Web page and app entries
_____
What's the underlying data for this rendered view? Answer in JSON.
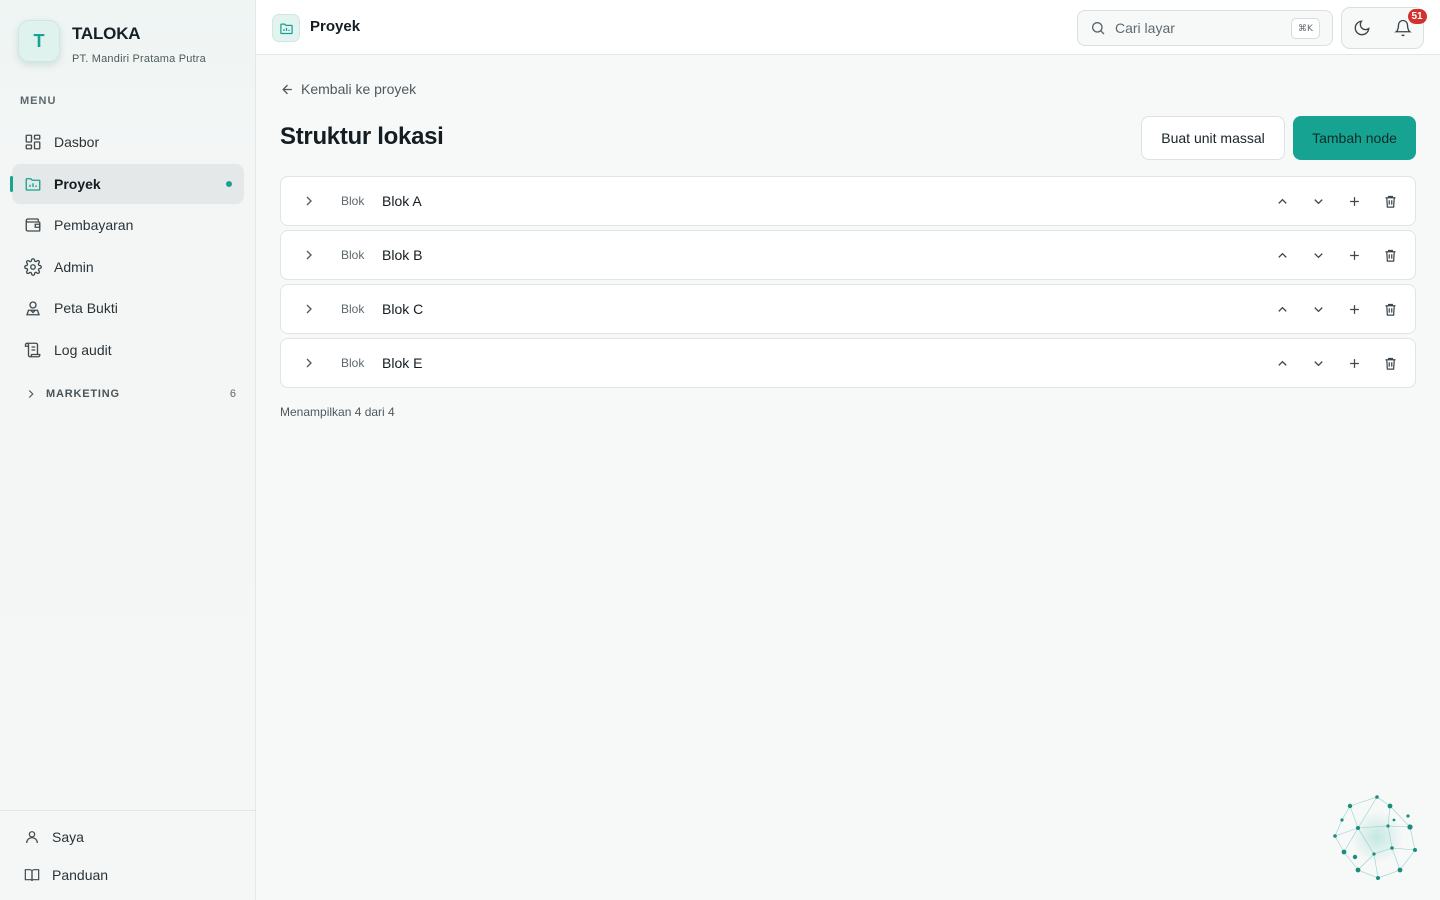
{
  "brand": {
    "logo_letter": "T",
    "name": "TALOKA",
    "company": "PT. Mandiri Pratama Putra"
  },
  "sidebar": {
    "menu_label": "MENU",
    "items": [
      {
        "label": "Dasbor",
        "icon": "dashboard-icon",
        "active": false
      },
      {
        "label": "Proyek",
        "icon": "folder-chart-icon",
        "active": true
      },
      {
        "label": "Pembayaran",
        "icon": "wallet-icon",
        "active": false
      },
      {
        "label": "Admin",
        "icon": "gear-icon",
        "active": false
      },
      {
        "label": "Peta Bukti",
        "icon": "map-user-icon",
        "active": false
      },
      {
        "label": "Log audit",
        "icon": "scroll-icon",
        "active": false
      }
    ],
    "section": {
      "label": "MARKETING",
      "count": "6"
    },
    "footer": [
      {
        "label": "Saya",
        "icon": "user-icon"
      },
      {
        "label": "Panduan",
        "icon": "book-icon"
      }
    ]
  },
  "header": {
    "title": "Proyek",
    "search_placeholder": "Cari layar",
    "search_shortcut": "⌘K",
    "notification_count": "51"
  },
  "main": {
    "back_label": "Kembali ke proyek",
    "heading": "Struktur lokasi",
    "bulk_button": "Buat unit massal",
    "add_button": "Tambah node",
    "rows": [
      {
        "type": "Blok",
        "name": "Blok A"
      },
      {
        "type": "Blok",
        "name": "Blok B"
      },
      {
        "type": "Blok",
        "name": "Blok C"
      },
      {
        "type": "Blok",
        "name": "Blok E"
      }
    ],
    "result_count": "Menampilkan 4 dari 4"
  },
  "colors": {
    "accent": "#17a391",
    "badge": "#d2322d",
    "text": "#141d21"
  }
}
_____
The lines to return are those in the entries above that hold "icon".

        "icon": "dashboard-icon",
        "icon": "folder-chart-icon",
        "icon": "wallet-icon",
        "icon": "gear-icon",
        "icon": "map-user-icon",
        "icon": "scroll-icon",
        "icon": "user-icon"
        "icon": "book-icon"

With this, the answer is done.